### About this task
All lines below containing the string "correct" are to be copied.

--- Records to process Enclosed Below ---

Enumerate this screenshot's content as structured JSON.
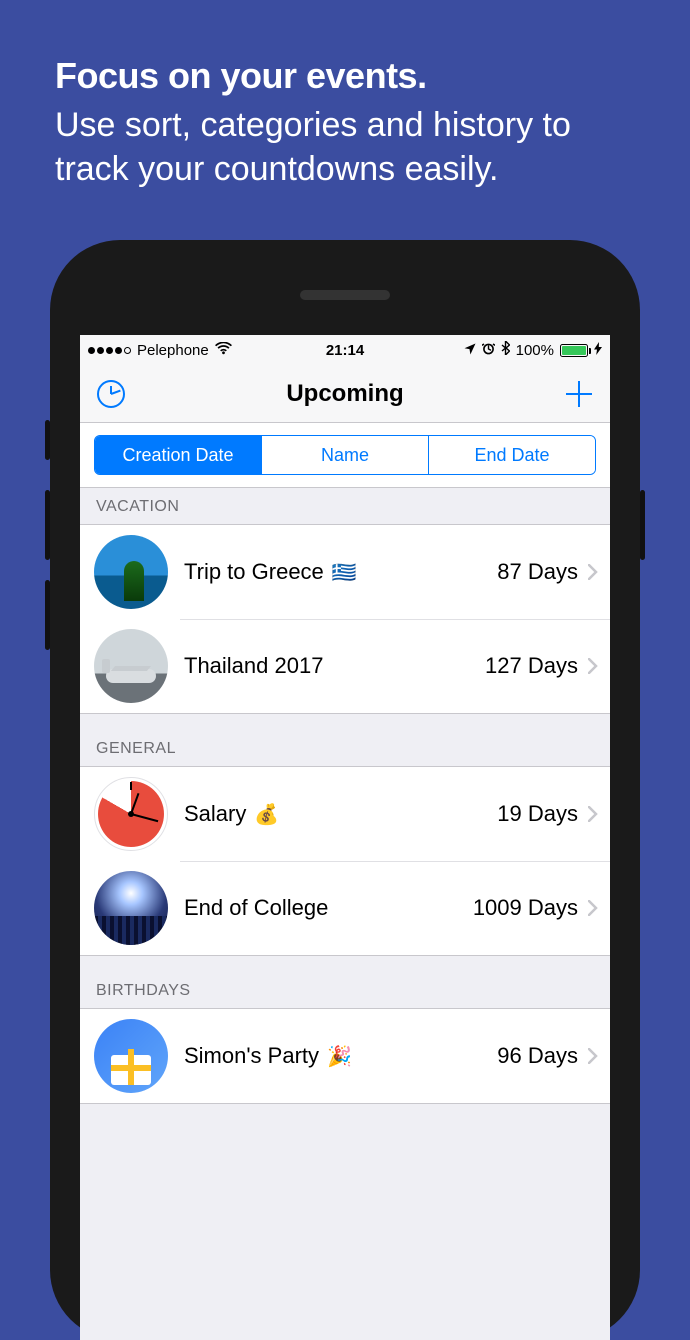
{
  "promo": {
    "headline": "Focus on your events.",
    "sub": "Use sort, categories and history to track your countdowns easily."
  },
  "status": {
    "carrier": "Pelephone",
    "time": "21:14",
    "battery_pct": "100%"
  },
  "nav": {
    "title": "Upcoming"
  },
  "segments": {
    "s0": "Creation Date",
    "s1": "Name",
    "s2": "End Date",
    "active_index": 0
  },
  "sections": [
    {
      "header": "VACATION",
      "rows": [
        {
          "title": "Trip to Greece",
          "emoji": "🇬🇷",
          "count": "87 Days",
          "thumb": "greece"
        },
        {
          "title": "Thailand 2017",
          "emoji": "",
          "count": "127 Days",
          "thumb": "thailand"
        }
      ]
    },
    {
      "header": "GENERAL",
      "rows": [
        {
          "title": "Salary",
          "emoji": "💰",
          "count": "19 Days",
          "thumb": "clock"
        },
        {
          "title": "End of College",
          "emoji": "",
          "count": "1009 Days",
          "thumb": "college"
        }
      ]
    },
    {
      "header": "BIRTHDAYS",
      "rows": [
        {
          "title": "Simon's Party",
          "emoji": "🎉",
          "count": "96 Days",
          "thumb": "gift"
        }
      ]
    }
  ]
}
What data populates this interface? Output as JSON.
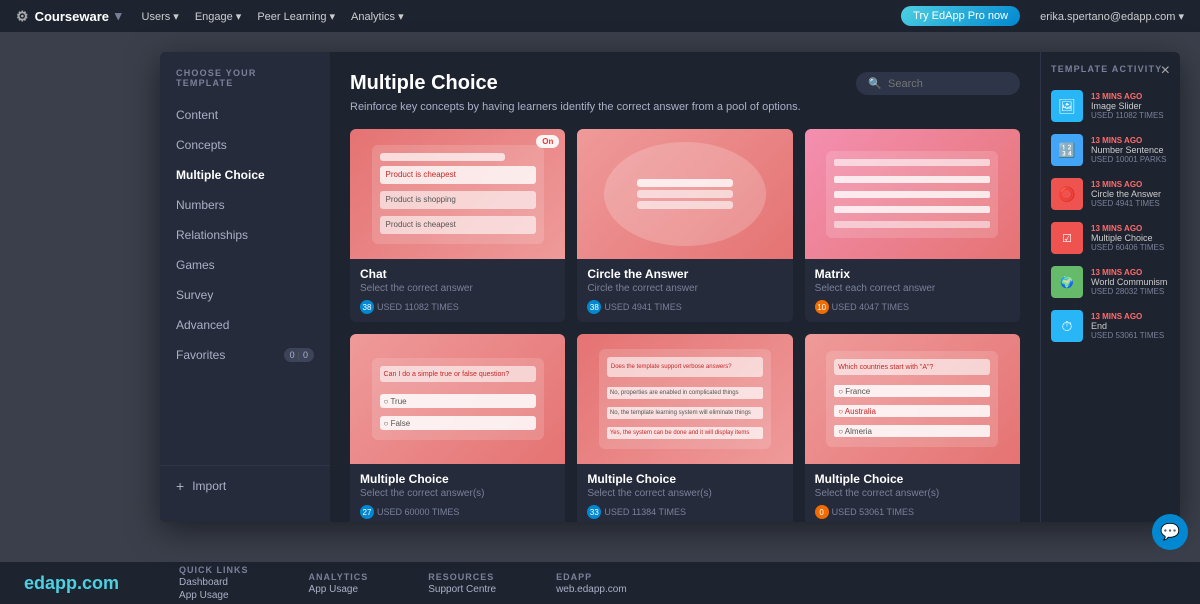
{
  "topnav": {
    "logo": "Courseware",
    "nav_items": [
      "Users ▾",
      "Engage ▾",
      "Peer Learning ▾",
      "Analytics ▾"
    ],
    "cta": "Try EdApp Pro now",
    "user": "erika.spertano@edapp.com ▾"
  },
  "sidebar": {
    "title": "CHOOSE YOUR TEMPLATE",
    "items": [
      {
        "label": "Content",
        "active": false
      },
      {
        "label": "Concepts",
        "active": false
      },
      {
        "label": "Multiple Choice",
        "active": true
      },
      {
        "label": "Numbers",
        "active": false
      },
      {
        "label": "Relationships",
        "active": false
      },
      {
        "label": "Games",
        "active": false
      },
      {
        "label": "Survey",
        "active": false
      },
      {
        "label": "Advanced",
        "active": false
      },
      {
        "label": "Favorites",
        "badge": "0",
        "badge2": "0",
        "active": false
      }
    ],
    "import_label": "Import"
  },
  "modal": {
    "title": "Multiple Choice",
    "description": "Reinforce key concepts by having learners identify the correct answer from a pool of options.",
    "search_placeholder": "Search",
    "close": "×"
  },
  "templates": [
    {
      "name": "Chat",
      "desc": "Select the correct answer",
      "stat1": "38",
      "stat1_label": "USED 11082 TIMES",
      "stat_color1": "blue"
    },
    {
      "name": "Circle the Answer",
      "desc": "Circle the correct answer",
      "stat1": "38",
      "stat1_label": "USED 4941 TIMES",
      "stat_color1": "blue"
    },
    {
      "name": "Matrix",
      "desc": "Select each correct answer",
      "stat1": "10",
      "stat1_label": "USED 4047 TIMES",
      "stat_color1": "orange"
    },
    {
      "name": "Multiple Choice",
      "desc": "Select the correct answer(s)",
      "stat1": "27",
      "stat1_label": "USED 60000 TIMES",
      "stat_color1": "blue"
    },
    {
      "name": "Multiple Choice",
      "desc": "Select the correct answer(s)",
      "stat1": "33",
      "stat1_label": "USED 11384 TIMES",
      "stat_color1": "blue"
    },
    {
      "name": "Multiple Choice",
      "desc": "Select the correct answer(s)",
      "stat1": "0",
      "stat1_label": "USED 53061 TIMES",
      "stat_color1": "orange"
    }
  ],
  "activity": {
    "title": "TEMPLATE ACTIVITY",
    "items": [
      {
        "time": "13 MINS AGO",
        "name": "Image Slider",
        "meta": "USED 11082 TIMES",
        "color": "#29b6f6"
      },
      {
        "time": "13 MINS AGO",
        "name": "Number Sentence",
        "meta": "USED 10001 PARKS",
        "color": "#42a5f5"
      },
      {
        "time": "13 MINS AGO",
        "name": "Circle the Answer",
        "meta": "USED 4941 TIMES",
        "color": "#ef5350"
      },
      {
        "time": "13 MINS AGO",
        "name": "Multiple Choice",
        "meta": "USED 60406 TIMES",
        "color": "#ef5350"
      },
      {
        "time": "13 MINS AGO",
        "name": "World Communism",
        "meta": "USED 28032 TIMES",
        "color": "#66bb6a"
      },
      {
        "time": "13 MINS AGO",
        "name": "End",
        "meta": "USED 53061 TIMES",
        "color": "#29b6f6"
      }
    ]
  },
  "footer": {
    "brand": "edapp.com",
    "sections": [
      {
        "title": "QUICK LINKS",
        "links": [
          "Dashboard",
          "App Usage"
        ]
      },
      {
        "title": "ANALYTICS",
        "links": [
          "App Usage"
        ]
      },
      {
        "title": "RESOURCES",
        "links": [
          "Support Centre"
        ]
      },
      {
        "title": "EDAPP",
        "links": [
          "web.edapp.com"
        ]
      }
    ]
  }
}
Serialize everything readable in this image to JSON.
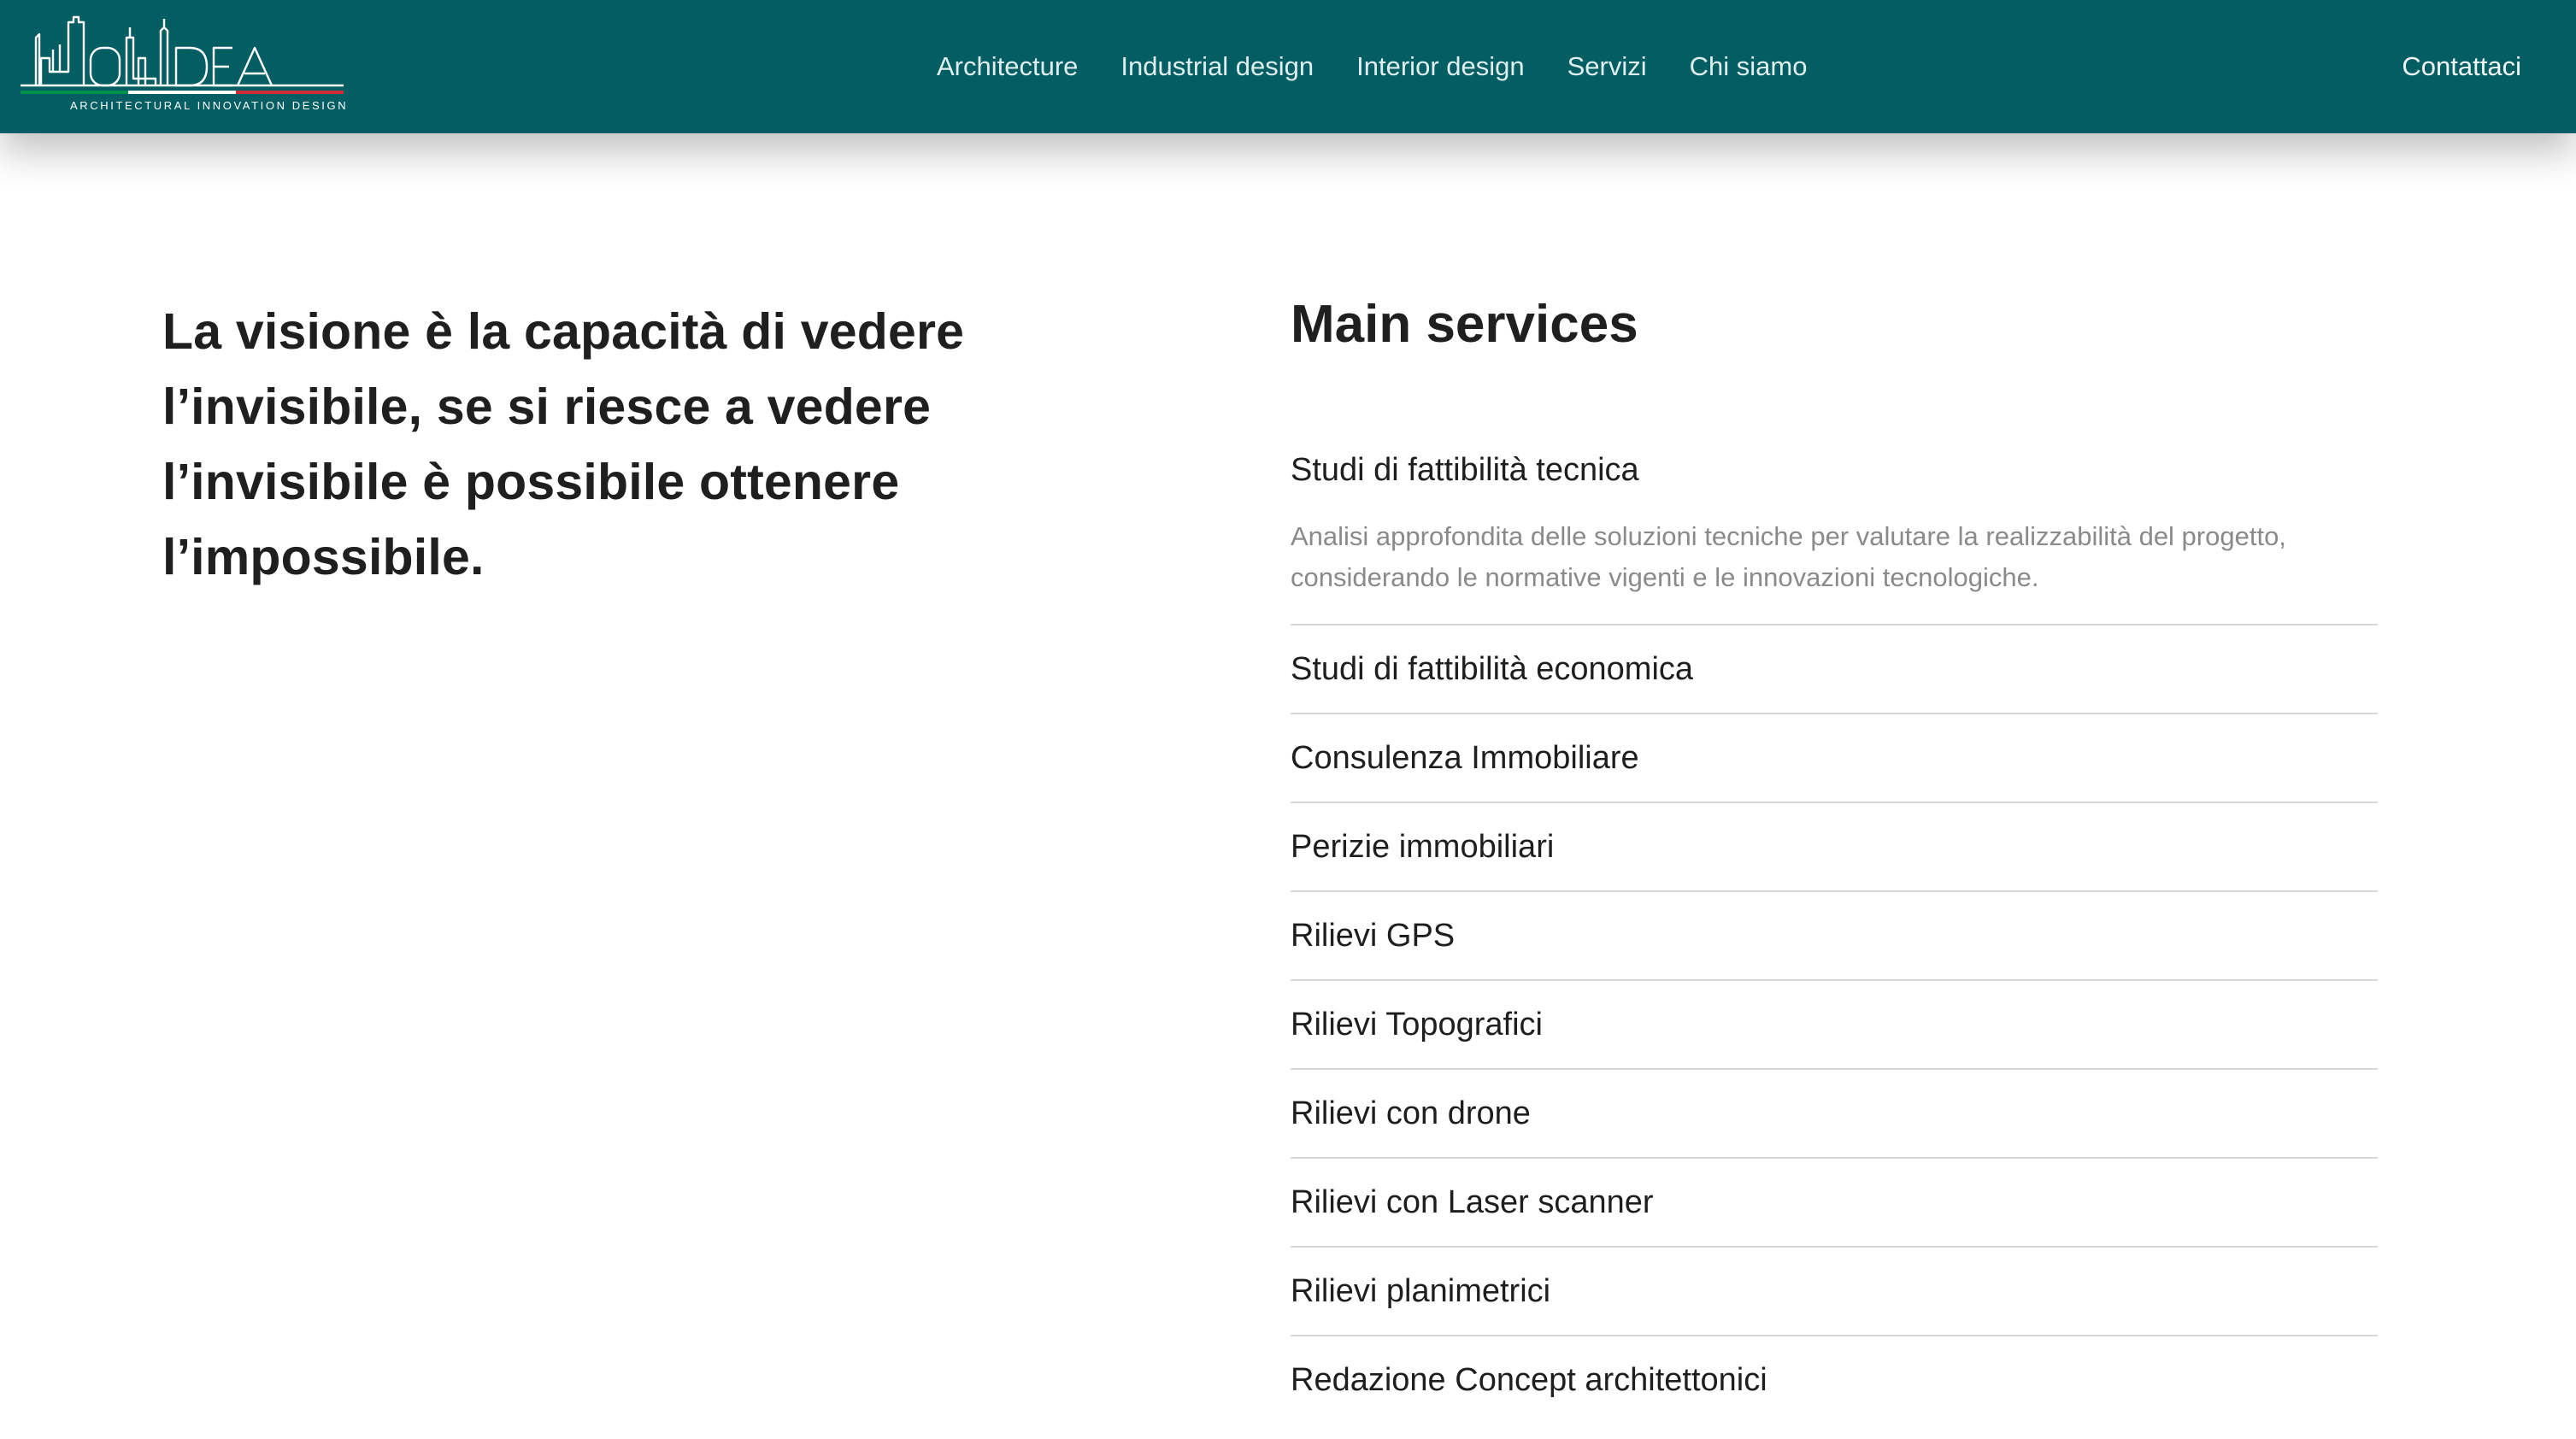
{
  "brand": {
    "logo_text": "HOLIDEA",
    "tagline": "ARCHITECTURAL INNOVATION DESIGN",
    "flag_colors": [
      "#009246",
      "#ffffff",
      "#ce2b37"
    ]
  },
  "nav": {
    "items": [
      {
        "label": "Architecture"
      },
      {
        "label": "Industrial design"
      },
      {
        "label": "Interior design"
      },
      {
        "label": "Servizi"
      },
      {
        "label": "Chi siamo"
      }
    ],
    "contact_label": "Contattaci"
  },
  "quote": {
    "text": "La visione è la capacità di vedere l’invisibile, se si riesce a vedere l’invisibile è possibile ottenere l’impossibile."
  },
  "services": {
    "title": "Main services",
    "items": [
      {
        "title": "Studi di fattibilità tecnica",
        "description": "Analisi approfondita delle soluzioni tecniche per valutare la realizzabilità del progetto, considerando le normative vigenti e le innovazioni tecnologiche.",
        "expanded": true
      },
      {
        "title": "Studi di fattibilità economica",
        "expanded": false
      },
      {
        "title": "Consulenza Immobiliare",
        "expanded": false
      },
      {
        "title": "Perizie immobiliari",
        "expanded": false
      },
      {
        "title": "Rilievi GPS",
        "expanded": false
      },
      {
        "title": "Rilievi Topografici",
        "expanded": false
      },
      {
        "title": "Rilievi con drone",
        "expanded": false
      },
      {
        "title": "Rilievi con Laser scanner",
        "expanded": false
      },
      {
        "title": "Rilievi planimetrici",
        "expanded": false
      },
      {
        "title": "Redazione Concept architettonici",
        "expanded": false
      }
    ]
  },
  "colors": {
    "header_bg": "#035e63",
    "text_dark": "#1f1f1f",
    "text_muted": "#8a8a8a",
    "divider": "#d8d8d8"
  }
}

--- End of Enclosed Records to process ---

### Exercise output
    "description": "Reinforce key concepts by having learners identify the correct answer from a pool of options.",
      "desc": "Select the correct answer",
      "desc": "Circle the correct answer",
      "desc": "Select each correct answer",
      "desc": "Select the correct answer(s)",
      "desc": "Select the correct answer(s)",
      "desc": "Select the correct answer(s)",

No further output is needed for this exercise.